_WORK ITEM:_ Check every line below, and copy those that include "data".

○ ○ ○ ○

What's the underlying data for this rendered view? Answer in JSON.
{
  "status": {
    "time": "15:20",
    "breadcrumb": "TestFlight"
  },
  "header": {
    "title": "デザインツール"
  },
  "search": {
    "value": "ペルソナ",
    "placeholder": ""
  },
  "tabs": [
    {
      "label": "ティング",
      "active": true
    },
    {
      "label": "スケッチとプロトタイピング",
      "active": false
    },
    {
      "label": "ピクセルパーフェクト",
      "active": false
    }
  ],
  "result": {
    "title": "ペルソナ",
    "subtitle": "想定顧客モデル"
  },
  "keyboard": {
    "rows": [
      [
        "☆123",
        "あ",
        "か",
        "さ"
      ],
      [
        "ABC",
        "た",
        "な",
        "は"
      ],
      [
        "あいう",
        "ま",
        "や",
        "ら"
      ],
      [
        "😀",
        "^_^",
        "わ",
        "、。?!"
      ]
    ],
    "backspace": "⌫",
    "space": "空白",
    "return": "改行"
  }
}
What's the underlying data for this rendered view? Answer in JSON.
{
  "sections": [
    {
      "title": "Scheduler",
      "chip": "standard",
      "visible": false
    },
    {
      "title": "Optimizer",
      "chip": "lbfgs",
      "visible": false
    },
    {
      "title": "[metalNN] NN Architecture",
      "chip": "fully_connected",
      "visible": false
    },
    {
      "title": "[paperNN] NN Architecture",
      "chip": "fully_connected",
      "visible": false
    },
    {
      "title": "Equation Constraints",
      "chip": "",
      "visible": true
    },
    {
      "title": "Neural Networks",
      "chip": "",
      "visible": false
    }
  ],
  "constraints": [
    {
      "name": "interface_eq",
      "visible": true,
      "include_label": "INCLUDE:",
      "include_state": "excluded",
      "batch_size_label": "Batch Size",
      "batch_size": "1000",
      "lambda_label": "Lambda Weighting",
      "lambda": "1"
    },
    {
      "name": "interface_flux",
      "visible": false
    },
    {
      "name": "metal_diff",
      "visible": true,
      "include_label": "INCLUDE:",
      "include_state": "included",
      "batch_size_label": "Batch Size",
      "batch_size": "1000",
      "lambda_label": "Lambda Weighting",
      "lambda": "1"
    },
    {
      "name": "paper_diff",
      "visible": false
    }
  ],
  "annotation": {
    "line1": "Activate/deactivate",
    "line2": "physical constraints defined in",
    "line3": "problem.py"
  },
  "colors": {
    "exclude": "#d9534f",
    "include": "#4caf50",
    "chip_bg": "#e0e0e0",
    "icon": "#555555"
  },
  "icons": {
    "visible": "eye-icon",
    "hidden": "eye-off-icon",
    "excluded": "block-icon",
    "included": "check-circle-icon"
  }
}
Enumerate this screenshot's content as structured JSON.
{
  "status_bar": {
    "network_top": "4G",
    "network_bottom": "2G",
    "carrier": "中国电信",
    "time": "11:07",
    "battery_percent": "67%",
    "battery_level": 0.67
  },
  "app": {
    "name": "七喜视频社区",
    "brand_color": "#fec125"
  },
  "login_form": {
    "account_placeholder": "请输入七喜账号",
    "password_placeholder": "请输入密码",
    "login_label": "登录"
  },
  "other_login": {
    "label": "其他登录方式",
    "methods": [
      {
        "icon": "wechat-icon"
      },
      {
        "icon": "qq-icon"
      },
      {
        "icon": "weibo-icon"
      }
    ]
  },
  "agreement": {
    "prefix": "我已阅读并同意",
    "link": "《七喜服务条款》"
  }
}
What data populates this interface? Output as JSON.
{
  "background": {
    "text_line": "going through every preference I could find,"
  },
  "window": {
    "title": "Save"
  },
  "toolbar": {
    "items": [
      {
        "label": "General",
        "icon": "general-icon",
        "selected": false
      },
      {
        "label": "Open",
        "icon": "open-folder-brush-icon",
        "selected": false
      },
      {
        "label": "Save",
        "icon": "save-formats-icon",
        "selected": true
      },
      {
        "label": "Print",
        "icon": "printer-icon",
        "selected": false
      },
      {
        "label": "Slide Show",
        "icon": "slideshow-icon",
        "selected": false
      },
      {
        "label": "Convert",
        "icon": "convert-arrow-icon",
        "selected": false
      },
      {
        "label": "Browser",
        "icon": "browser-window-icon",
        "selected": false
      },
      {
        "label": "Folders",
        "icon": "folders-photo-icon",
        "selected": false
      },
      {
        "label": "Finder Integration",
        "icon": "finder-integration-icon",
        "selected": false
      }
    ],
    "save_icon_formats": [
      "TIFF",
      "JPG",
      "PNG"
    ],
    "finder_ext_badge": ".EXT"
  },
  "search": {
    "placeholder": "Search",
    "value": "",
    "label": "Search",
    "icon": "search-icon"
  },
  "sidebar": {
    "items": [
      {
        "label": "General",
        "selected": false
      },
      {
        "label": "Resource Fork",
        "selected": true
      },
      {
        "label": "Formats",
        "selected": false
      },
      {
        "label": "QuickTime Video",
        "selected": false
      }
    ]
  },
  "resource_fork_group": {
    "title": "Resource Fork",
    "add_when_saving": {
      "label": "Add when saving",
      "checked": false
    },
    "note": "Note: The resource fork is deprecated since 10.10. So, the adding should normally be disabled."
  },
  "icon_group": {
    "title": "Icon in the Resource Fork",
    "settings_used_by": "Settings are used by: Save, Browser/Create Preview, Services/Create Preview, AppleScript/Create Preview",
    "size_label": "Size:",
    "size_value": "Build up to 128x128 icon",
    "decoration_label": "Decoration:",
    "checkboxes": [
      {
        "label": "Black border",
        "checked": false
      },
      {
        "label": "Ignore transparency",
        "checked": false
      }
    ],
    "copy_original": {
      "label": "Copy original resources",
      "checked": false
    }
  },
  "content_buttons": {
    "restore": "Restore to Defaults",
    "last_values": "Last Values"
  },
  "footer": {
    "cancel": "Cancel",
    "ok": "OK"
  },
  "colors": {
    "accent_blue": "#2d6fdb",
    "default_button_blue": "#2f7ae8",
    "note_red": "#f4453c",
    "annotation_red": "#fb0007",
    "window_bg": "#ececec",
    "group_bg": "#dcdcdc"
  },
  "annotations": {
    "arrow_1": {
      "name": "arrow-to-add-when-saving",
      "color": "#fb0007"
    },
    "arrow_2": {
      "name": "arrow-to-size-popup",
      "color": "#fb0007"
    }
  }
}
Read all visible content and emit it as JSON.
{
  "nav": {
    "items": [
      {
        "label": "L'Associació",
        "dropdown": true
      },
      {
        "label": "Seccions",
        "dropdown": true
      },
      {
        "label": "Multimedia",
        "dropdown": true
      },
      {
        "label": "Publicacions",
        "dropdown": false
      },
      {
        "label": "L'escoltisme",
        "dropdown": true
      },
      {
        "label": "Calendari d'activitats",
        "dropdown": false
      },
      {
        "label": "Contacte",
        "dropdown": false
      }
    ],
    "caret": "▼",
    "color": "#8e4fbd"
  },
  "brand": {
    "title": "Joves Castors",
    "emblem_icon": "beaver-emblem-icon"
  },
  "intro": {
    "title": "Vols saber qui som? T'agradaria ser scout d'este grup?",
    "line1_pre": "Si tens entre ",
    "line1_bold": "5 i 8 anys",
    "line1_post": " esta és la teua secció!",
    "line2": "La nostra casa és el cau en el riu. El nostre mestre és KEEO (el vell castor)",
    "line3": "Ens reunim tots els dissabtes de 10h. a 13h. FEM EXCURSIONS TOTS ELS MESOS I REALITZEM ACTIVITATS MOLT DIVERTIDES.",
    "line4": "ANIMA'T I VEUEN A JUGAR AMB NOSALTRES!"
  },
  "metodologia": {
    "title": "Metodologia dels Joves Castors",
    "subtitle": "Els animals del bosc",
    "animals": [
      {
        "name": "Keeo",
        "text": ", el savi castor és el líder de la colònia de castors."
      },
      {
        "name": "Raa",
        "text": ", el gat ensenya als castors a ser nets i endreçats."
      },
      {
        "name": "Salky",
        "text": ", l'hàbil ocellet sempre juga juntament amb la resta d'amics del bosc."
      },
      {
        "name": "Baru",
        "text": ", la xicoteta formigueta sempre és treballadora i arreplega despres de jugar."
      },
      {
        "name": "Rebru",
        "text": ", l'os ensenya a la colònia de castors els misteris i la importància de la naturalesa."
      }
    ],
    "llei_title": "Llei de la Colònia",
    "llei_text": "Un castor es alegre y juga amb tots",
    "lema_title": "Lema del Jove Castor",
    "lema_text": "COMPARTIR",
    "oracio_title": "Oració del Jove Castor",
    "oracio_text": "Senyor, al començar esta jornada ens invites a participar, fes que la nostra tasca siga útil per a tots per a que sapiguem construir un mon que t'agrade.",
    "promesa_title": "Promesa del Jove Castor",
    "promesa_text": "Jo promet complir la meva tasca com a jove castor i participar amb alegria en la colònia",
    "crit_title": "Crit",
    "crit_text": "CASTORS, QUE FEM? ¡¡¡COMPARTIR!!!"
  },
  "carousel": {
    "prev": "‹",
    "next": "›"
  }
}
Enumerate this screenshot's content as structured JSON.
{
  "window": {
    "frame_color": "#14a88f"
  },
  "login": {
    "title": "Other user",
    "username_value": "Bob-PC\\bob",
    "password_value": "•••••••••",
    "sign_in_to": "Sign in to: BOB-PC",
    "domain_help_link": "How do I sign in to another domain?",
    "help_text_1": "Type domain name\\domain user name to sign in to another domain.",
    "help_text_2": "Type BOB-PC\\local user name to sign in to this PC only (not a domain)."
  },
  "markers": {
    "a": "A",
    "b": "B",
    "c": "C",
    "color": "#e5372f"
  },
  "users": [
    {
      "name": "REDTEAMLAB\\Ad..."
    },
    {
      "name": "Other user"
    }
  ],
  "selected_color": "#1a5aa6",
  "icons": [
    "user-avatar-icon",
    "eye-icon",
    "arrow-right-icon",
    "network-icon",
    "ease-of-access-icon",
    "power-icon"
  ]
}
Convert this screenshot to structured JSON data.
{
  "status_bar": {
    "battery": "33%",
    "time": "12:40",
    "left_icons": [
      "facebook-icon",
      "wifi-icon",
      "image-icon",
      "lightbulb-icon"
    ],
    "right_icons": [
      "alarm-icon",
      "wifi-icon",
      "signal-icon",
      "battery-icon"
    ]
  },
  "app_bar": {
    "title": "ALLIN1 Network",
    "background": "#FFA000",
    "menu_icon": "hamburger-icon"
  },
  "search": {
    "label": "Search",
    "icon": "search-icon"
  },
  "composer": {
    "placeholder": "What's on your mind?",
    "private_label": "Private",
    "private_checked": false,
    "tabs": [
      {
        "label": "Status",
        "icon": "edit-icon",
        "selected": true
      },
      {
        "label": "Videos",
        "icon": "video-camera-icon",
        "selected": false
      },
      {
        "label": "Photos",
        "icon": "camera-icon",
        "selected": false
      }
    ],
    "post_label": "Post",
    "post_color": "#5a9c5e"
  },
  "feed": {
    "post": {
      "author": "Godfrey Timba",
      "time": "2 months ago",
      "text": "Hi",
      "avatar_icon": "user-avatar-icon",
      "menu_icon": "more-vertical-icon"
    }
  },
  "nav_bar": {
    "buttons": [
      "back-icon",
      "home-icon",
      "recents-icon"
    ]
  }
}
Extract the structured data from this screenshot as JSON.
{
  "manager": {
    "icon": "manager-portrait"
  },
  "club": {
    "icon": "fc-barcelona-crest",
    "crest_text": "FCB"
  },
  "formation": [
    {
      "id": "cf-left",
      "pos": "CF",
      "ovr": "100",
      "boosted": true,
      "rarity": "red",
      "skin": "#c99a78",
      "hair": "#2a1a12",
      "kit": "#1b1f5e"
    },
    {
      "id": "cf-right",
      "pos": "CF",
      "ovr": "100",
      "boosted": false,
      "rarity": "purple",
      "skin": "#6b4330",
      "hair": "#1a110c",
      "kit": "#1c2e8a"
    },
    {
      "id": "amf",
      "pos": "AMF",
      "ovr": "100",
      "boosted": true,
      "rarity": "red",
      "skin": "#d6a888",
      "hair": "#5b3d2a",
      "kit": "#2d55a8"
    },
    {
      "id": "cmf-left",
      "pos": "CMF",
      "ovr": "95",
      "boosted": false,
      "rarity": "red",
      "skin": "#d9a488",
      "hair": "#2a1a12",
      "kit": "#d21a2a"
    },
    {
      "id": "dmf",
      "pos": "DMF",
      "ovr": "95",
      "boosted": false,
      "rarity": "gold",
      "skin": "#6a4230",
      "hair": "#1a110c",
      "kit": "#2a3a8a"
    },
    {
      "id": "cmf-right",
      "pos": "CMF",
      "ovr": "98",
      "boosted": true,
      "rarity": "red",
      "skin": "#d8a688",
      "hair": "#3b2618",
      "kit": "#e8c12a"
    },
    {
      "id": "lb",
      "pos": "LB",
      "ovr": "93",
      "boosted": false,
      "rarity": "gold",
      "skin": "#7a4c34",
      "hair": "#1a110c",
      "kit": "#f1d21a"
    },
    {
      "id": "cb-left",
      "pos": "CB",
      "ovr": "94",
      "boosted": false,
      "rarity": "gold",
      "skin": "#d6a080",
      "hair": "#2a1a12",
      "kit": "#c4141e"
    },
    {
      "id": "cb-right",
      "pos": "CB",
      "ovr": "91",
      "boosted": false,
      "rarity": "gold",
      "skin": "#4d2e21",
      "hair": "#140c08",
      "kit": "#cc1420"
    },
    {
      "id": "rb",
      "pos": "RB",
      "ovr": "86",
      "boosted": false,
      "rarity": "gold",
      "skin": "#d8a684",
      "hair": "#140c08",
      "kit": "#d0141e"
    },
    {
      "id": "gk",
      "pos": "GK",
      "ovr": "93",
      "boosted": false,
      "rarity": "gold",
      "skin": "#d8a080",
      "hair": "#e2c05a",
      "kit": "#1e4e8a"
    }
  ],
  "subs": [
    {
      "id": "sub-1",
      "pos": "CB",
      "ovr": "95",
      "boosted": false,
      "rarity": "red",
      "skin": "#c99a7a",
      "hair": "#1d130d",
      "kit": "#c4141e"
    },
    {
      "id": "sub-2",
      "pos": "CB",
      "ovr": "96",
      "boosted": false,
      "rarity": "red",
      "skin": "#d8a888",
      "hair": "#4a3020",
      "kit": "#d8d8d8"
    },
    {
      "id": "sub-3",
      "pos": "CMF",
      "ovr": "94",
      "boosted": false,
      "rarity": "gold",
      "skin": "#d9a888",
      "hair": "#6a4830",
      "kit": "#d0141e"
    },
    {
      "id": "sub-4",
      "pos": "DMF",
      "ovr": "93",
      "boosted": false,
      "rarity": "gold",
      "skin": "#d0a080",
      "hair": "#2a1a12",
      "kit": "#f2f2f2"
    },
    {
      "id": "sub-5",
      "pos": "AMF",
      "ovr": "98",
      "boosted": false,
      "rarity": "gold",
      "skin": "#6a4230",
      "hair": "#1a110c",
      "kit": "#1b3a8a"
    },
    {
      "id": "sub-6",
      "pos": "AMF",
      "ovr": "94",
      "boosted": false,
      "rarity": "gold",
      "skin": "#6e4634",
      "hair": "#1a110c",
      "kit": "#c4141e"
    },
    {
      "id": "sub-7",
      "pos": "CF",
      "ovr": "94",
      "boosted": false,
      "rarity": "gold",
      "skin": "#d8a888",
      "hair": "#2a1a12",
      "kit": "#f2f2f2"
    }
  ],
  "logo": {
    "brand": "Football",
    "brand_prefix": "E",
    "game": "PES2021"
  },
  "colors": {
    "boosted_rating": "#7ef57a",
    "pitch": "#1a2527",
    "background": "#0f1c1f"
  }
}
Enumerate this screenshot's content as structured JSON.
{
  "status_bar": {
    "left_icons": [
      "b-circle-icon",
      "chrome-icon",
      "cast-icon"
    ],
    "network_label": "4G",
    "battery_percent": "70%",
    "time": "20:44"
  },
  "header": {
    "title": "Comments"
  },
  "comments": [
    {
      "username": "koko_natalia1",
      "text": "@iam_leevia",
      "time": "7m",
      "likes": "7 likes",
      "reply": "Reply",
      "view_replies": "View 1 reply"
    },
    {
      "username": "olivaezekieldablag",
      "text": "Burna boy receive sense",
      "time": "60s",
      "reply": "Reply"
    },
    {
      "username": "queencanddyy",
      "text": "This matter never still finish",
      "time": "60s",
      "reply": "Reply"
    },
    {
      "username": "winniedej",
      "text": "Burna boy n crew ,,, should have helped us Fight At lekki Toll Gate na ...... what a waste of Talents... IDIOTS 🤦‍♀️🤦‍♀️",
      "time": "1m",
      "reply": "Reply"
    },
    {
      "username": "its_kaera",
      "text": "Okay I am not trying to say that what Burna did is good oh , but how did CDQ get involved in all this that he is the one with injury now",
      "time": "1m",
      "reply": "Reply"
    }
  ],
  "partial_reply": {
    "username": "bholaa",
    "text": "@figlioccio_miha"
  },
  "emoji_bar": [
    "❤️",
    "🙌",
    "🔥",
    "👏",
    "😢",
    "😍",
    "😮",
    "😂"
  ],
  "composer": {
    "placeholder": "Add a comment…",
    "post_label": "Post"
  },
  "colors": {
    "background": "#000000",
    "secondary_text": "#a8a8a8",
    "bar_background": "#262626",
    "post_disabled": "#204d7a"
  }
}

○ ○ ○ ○

_ANSWER SECTION:_
What's the underlying data for this rendered view? Answer in JSON.
What's the underlying data for this rendered view? Answer in JSON.
What data populates this interface? Output as JSON.
Convert this screenshot to structured JSON data.
Extract the structured data from this screenshot as JSON.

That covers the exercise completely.